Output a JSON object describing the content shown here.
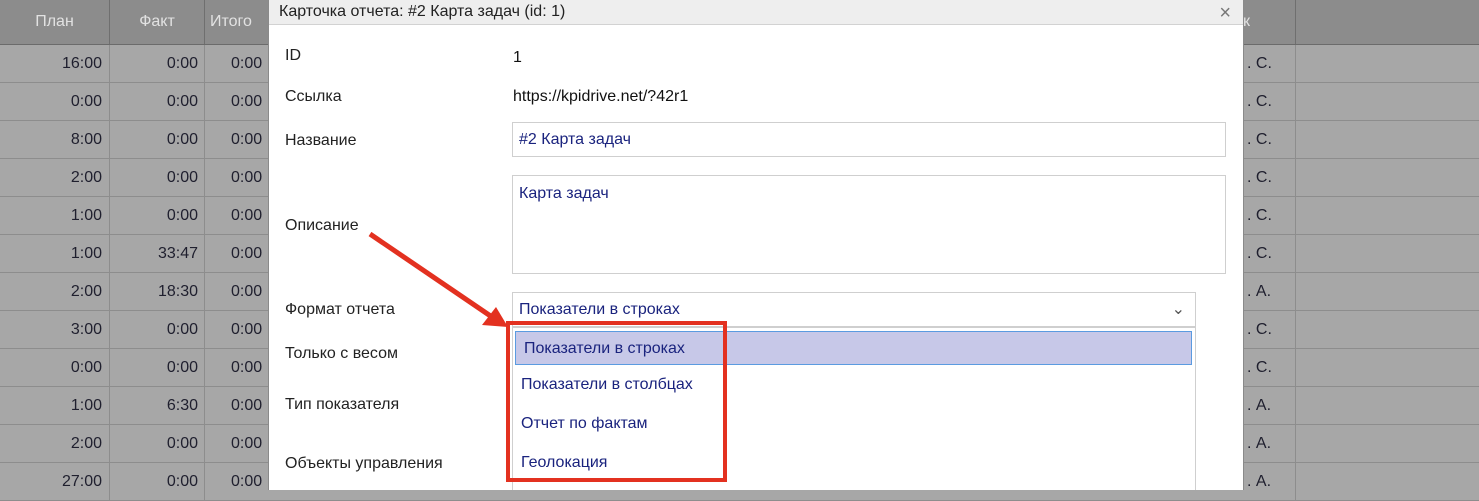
{
  "table": {
    "headers": {
      "plan": "План",
      "fact": "Факт",
      "total": "Итого",
      "right": "к"
    },
    "rows": [
      {
        "plan": "16:00",
        "fact": "0:00",
        "total": "0:00",
        "right": ". С."
      },
      {
        "plan": "0:00",
        "fact": "0:00",
        "total": "0:00",
        "right": ". С."
      },
      {
        "plan": "8:00",
        "fact": "0:00",
        "total": "0:00",
        "right": ". С."
      },
      {
        "plan": "2:00",
        "fact": "0:00",
        "total": "0:00",
        "right": ". С."
      },
      {
        "plan": "1:00",
        "fact": "0:00",
        "total": "0:00",
        "right": ". С."
      },
      {
        "plan": "1:00",
        "fact": "33:47",
        "total": "0:00",
        "right": ". С."
      },
      {
        "plan": "2:00",
        "fact": "18:30",
        "total": "0:00",
        "right": ". А."
      },
      {
        "plan": "3:00",
        "fact": "0:00",
        "total": "0:00",
        "right": ". С."
      },
      {
        "plan": "0:00",
        "fact": "0:00",
        "total": "0:00",
        "right": ". С."
      },
      {
        "plan": "1:00",
        "fact": "6:30",
        "total": "0:00",
        "right": ". А."
      },
      {
        "plan": "2:00",
        "fact": "0:00",
        "total": "0:00",
        "right": ". А."
      },
      {
        "plan": "27:00",
        "fact": "0:00",
        "total": "0:00",
        "right": ". А."
      }
    ]
  },
  "modal": {
    "title": "Карточка отчета: #2 Карта задач (id: 1)",
    "close_glyph": "×",
    "fields": {
      "id_label": "ID",
      "id_value": "1",
      "link_label": "Ссылка",
      "link_value": "https://kpidrive.net/?42r1",
      "name_label": "Название",
      "name_value": "#2 Карта задач",
      "desc_label": "Описание",
      "desc_value": "Карта задач",
      "format_label": "Формат отчета",
      "format_value": "Показатели в строках",
      "weight_label": "Только с весом",
      "type_label": "Тип показателя",
      "objects_label": "Объекты управления"
    },
    "dropdown_options": [
      "Показатели в строках",
      "Показатели в столбцах",
      "Отчет по фактам",
      "Геолокация"
    ]
  },
  "colors": {
    "annotation": "#e33120",
    "option_selected_bg": "#c7c8e8",
    "field_text": "#1a237e"
  },
  "icons": {
    "close": "close-icon",
    "chevron": "chevron-down-icon"
  }
}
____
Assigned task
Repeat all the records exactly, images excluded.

Reply to the exercise
Output a JSON object describing the content shown here.
{
  "table": {
    "headers": {
      "plan": "План",
      "fact": "Факт",
      "total": "Итого",
      "right": "к"
    },
    "rows": [
      {
        "plan": "16:00",
        "fact": "0:00",
        "total": "0:00",
        "right": ". С."
      },
      {
        "plan": "0:00",
        "fact": "0:00",
        "total": "0:00",
        "right": ". С."
      },
      {
        "plan": "8:00",
        "fact": "0:00",
        "total": "0:00",
        "right": ". С."
      },
      {
        "plan": "2:00",
        "fact": "0:00",
        "total": "0:00",
        "right": ". С."
      },
      {
        "plan": "1:00",
        "fact": "0:00",
        "total": "0:00",
        "right": ". С."
      },
      {
        "plan": "1:00",
        "fact": "33:47",
        "total": "0:00",
        "right": ". С."
      },
      {
        "plan": "2:00",
        "fact": "18:30",
        "total": "0:00",
        "right": ". А."
      },
      {
        "plan": "3:00",
        "fact": "0:00",
        "total": "0:00",
        "right": ". С."
      },
      {
        "plan": "0:00",
        "fact": "0:00",
        "total": "0:00",
        "right": ". С."
      },
      {
        "plan": "1:00",
        "fact": "6:30",
        "total": "0:00",
        "right": ". А."
      },
      {
        "plan": "2:00",
        "fact": "0:00",
        "total": "0:00",
        "right": ". А."
      },
      {
        "plan": "27:00",
        "fact": "0:00",
        "total": "0:00",
        "right": ". А."
      }
    ]
  },
  "modal": {
    "title": "Карточка отчета: #2 Карта задач (id: 1)",
    "close_glyph": "×",
    "fields": {
      "id_label": "ID",
      "id_value": "1",
      "link_label": "Ссылка",
      "link_value": "https://kpidrive.net/?42r1",
      "name_label": "Название",
      "name_value": "#2 Карта задач",
      "desc_label": "Описание",
      "desc_value": "Карта задач",
      "format_label": "Формат отчета",
      "format_value": "Показатели в строках",
      "weight_label": "Только с весом",
      "type_label": "Тип показателя",
      "objects_label": "Объекты управления"
    },
    "dropdown_options": [
      "Показатели в строках",
      "Показатели в столбцах",
      "Отчет по фактам",
      "Геолокация"
    ]
  },
  "colors": {
    "annotation": "#e33120",
    "option_selected_bg": "#c7c8e8",
    "field_text": "#1a237e"
  },
  "icons": {
    "close": "close-icon",
    "chevron": "chevron-down-icon"
  }
}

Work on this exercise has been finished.